Dec corn up ¾ at $3.87
Nov beans up ½ at $9.1875
The DOW is down
USD is weaker
Crude oil down $.21 at $55.33
Corn prices continue to chop around inside a fairly tight range. The harvest being extremely late and another wave of winter weather falling across some important production areas have the bulls excited. In areas that might be lucky enough to avoid the snow and freezing temps, they may still have to deal with heavy rains and extremely wet fields. Demand, however, remains somewhat suspect.
Soybean bulls are pointing to continued positive talk surrounding U.S. and Chinese trade relations. Reports are circulating that President Trump and Xi Jinping will officially meet Nov. 17 in Chile. There are some questions about whether an official “Phase 1” deal will be signed or just some type of interim deal. Bears continue to discount the headlines as mostly talk and still no massive purchases by the Chinese. Bears also point towards ongoing uncertainties involving African Swine Fever.
The U.S. Department of Agriculture (USDA) released a nationwide proposal for growing hemp and testing its THC content, a move that comes more than 10 months after the U.S. Congress legalized hemp and ordered the USDA to regulate it. The new framework will set out procedures for testing the levels of THC (the psychoactive ingredient in cannabis) in plants. The regulations will require farmers to have samples of their hemp taken by a USDA-approved agent within 15 days of harvest. Those samples will then be tested in labs registered with the DEA to confirm whether the amount of THC in them exceeds .3 percent—the legal line between hemp and marijuana. Licensed hemp growers will also be able to apply for loans, crop insurance and risk management products available to other farmers. States and Native American tribes will be able to submit their own hemp production plans to the USDA for consideration, but they will not be allowed to ban the interstate transportation of legally grown hemp.
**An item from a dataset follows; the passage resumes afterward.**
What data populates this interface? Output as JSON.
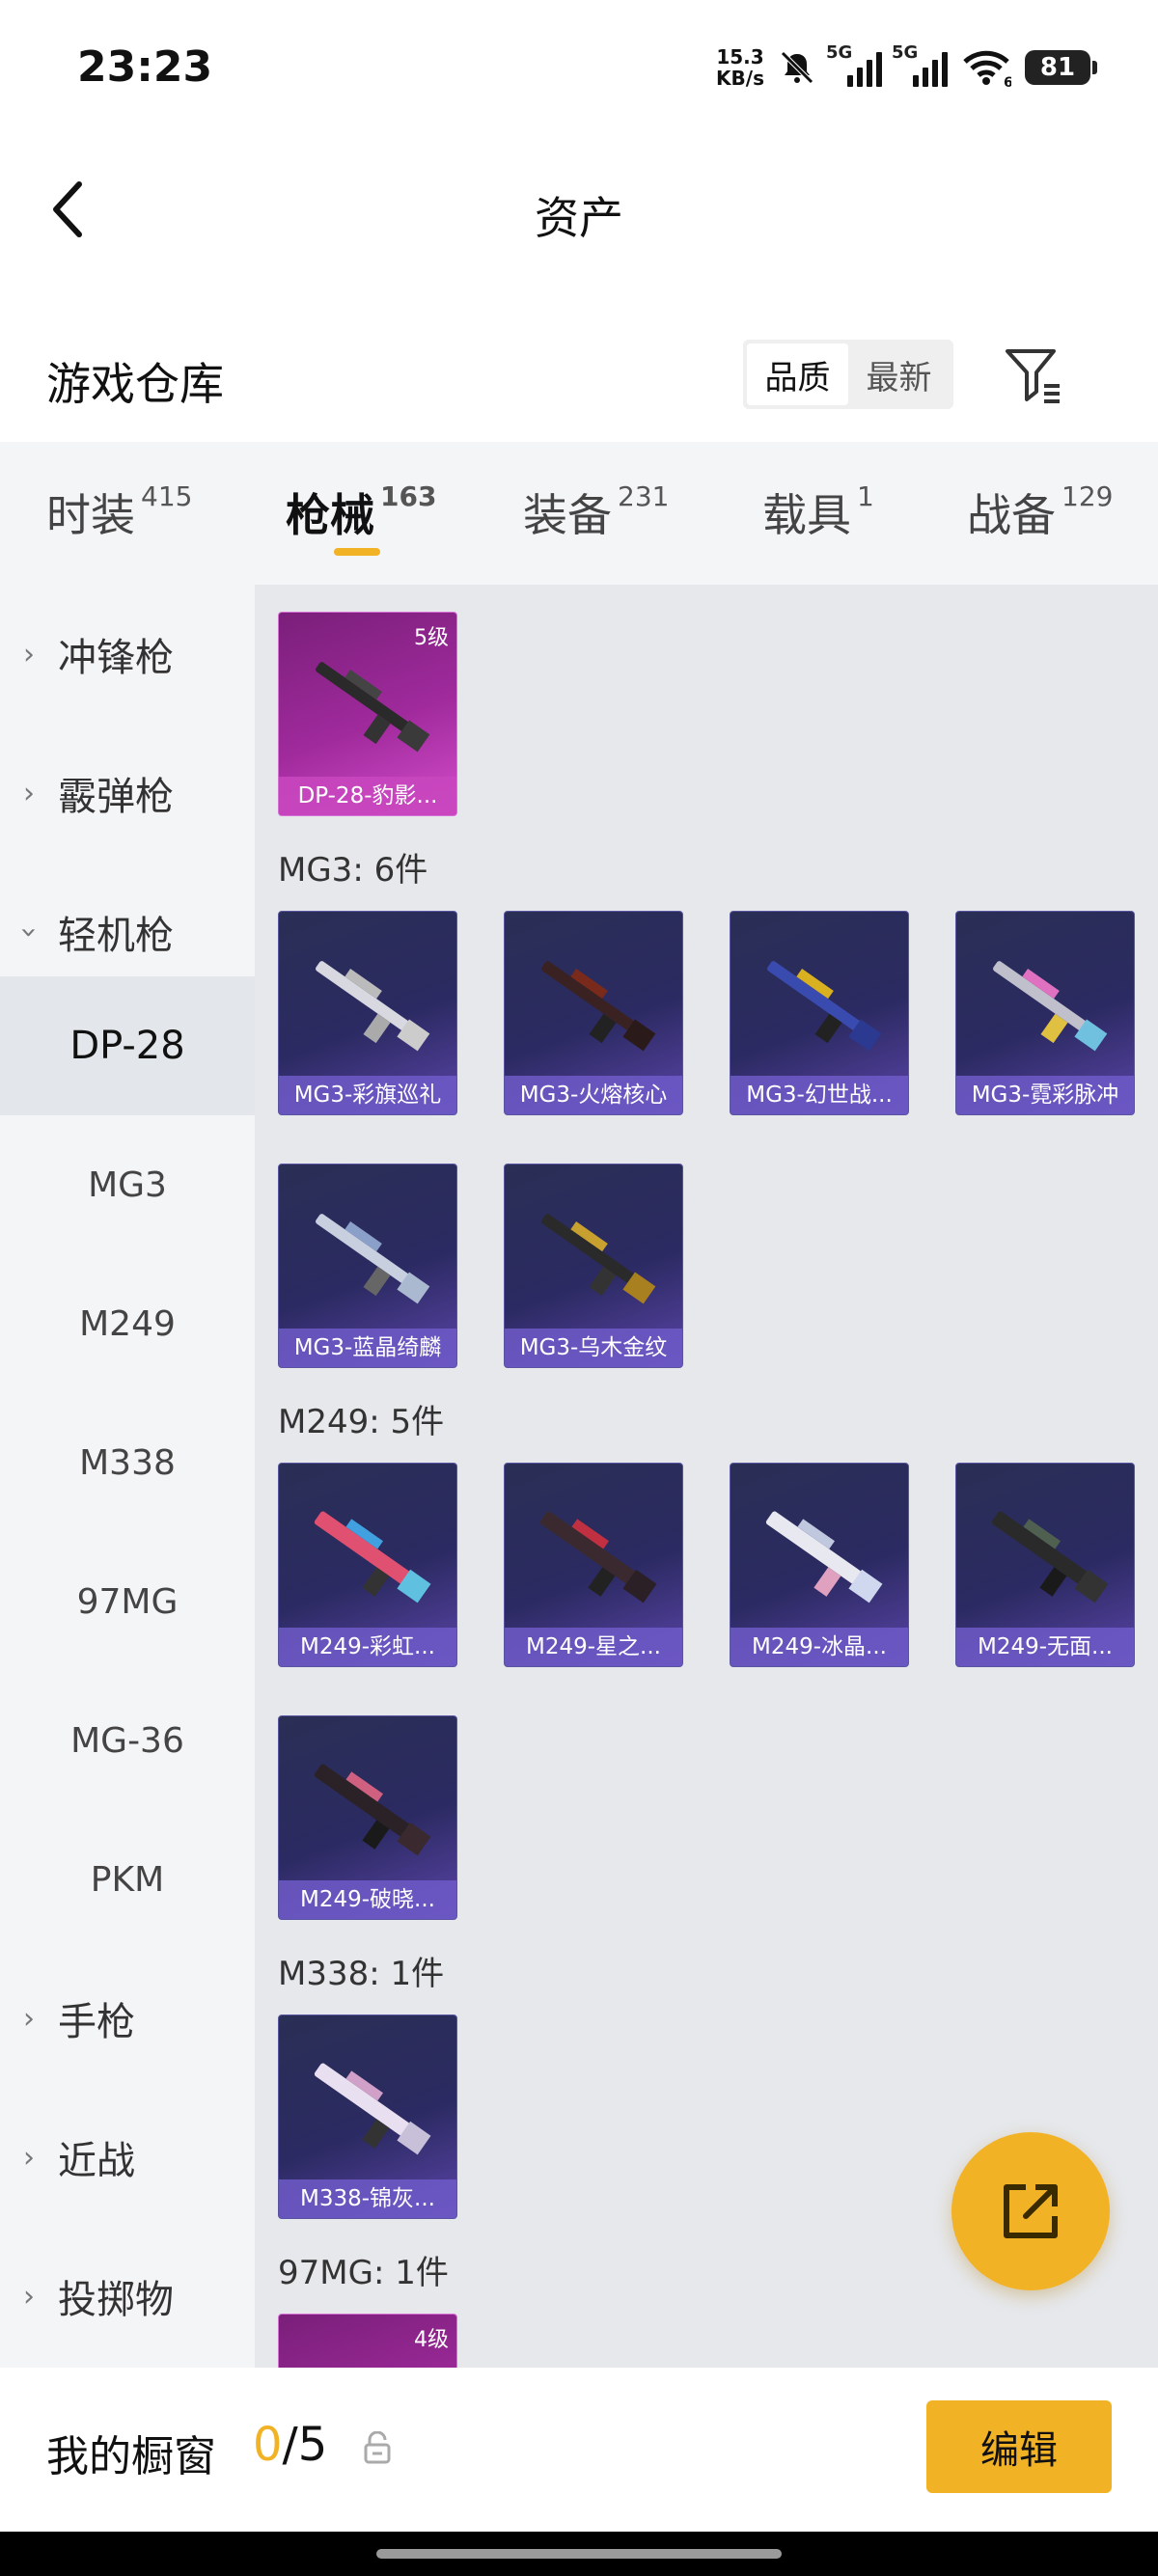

A certified crop advisor says fall weed management is important, but farmers should save most of their money for spring 2020 applications. Mark Wilson is with Wabash Valley Service Company in southeast Illinois. He tells Brownfield excessive rains washed away spring 2019 herbicides allowing weeds to come up late this fall. “We’re only going to get one more flush of weeds this fall, if that, with weather cooling off. Next spring, we are going to get flush after flush after flush. That is when we need to spend our big money on herbicides.” But he says farmers should not overlook a fall application. “We are going to have weeds that we are gong to have to deal with early next spring. So, the cleaner we start out, that seed load that we picked up this year, we will have a better chance of keeping that under control.” He says there are a lot of herbicide options out there to simply kill weeds that are present this fall and hold them down for a while. (Source:Brownfield Ag)